The September 27 Kurdish independence referendum has only been the excuse to attack Kurdistan. In 2013, then-Iraqi prime minister Nouri al-Maliki sent guns and tanks into the disputed areas, particularly around Khanaqin. At the same time he cut the Kurdistan Region’s budget and the wages of government employees there. No Kurdish official had said a word about a referendum at that time.

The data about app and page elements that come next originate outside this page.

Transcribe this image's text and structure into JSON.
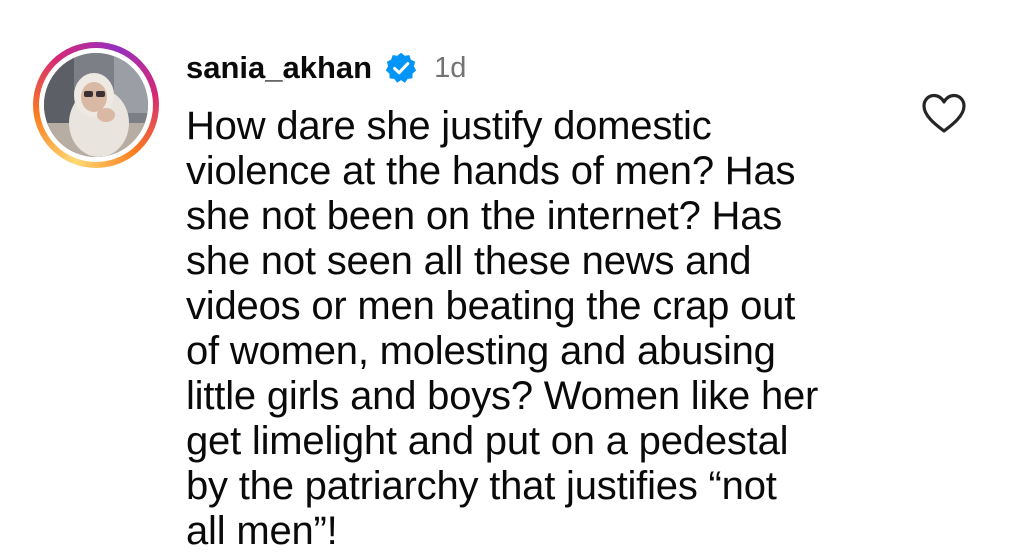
{
  "comment": {
    "username": "sania_akhan",
    "verified": true,
    "timestamp": "1d",
    "text": "How dare she justify domestic\nviolence at the hands of men? Has\nshe not been on the internet? Has\nshe not seen all these news and\nvideos or men beating the crap out\nof women, molesting and abusing\nlittle girls and boys? Women like her\nget limelight and put on a pedestal\nby the patriarchy that justifies “not\nall men”!",
    "avatar_icon": "profile-photo",
    "verified_icon": "verified-badge-icon",
    "like_icon": "heart-outline-icon"
  },
  "colors": {
    "verified_blue": "#0095f6",
    "timestamp_gray": "#737373",
    "text": "#0a0a0a",
    "story_ring": [
      "#feda75",
      "#fa7e1e",
      "#d62976",
      "#962fbf"
    ]
  }
}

Iraq’s constitution forbids the use of military force to settle internal political conflicts; Baghdad’s assault on Kirkuk and other disputed territories is a grave violation of the constitution. Nonetheless the Iraqi government brags about it, encouraging ethnic hatred among Arabs for Kurds, even as there is already a strong sectarian dimension to the flames of animosity that Baghdad is stoking.
Iraq’s Arab population is overwhelmingly Shi’ite. Kurds are overwhelmingly Sunni. The ethnic tensions Baghdad is exploiting are also sectarian tensions, which Tehran exploits as well.

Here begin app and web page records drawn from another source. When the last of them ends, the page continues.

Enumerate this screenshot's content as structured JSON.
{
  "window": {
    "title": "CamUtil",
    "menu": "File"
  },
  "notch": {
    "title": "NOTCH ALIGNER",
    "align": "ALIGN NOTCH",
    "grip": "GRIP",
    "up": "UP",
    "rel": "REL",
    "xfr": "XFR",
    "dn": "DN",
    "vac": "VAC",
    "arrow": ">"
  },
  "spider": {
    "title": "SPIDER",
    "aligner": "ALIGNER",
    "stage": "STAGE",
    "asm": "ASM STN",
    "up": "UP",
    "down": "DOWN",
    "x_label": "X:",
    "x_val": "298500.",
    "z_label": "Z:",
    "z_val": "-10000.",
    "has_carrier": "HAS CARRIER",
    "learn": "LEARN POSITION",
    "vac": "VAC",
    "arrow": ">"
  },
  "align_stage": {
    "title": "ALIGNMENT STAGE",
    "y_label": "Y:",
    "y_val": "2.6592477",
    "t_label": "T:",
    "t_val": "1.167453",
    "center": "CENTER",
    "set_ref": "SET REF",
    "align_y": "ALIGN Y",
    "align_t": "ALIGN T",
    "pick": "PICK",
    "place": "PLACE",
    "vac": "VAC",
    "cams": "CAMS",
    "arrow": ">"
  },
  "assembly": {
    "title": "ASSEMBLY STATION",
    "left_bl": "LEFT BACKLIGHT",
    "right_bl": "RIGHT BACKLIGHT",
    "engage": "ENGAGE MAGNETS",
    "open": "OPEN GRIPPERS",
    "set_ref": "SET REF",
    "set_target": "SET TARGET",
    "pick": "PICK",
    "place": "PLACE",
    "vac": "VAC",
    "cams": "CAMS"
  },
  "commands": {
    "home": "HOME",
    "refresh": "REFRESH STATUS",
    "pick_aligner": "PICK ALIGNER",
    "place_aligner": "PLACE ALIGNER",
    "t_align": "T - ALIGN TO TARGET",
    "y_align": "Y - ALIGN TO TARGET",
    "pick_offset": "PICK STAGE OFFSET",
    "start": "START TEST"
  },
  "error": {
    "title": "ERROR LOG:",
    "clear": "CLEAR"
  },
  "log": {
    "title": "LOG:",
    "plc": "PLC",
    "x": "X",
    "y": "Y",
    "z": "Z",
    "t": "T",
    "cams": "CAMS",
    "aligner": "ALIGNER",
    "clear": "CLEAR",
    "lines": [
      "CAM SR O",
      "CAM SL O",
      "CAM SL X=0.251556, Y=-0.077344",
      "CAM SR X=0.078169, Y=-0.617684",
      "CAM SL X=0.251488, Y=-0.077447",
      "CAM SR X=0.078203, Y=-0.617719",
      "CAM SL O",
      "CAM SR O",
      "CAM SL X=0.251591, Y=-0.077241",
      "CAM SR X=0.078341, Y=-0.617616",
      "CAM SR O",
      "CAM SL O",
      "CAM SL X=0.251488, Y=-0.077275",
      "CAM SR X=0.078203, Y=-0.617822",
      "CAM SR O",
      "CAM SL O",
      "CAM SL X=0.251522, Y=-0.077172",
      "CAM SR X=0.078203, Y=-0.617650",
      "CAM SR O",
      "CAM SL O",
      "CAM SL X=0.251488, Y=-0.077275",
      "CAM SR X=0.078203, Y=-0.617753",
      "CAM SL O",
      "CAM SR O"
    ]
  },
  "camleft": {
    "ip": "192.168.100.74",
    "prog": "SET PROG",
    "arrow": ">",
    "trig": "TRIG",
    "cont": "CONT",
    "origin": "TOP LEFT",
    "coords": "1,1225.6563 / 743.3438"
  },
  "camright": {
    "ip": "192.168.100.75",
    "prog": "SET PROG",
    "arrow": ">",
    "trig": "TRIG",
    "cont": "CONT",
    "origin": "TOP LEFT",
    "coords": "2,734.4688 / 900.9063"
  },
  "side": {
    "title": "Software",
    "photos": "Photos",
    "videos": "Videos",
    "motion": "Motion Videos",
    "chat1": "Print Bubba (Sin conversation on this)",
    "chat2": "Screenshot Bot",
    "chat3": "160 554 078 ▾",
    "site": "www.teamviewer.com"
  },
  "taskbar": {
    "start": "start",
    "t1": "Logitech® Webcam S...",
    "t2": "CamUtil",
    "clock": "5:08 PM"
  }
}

The Iraqi constitution states that the status of the disputed areas is to be resolved through a referendum. That vote was supposed to occur by the end of 2007, and has yet to be held. As the US State Department affirmed, “The reassertion of federal authority over disputed areas in no way changes their status – they remain disputed until their status is resolved in accordance with the Iraqi constitution.”
Baghdad simply ignores this, while the US looks on.
Iraqi forces and their militia allies are committing gross abuses of human rights, especially in Kirkuk and the ethnically mixed town of Tuz Khurmatu. As Amnesty International and other humanitarian organizations have reported, those forces have conducted a campaign of looting and arson, arbitrary arrests and even targeted killings.
The objective, as the head of the Kirkuk Provincial Council explained, is to change the sectarian composition of the area, forcing Sunnis to flee and replacing them with Shi’ites.
Baghdad is also cracking down on press freedom, inhibiting independent reporting about its actions in the disputed areas. A Kurdistan TV cameraman, Arkan Sharif, was brutally murdered in his home outside Kirkuk on Monday, October 30. His killers left a knife in his mouth, signaling their motive while at the same time sending a message other journalists. Kurdistan TV charged the Iranian- controlled Shi’ite militias with responsibility for the horrific crime.
Iraq is also pushing for the closure of Kurdistan 24 News Network, after making baseless accusations that we promote violence. If Kurdistan 24 and other Kurdish channels threaten the civil peace, as Baghdad claims, what of the demolition, burning, looting and kidnapping that followed the Iranian-backed militias gaining control of disputed territories? What about the murder of some 600 people in those areas, as local humanitarian organizations and the Kurdistan government have reported?
In the face of all this the US has maintained a studied neutrality. The Kurdish people feel enormous frustration at America’s silence as Iranian-backed militias attacked Kurdistan. “America betrayed us” was seen on the streets of the Kurdish capital, Erbil, and while the signs were taken down the sentiment remains.
The US wants to see Abadi reelected, but this is a pipe dream. Abadi is not popular among Shi’ite voters and it is doubtful he will prevail in the next elections, scheduled for May. And even if he does win, Washington is delusional with regard to Abadi’s ability to curb Iranian influence in Iraq.
Iraq’s record is full of countless violations of human rights. It is a Shi’ite sectarian regime, dominated by Tehran. If the US continues to do nothing to stop Baghdad’s aggression against its minorities, it will merely facilitate Iran’s further expansion in the region, while setting the stage for continued instability and conflict within Iraq itself.The author is the general manager of Kurdistan24 News Network. He can be followed on Twitter @nwaisy.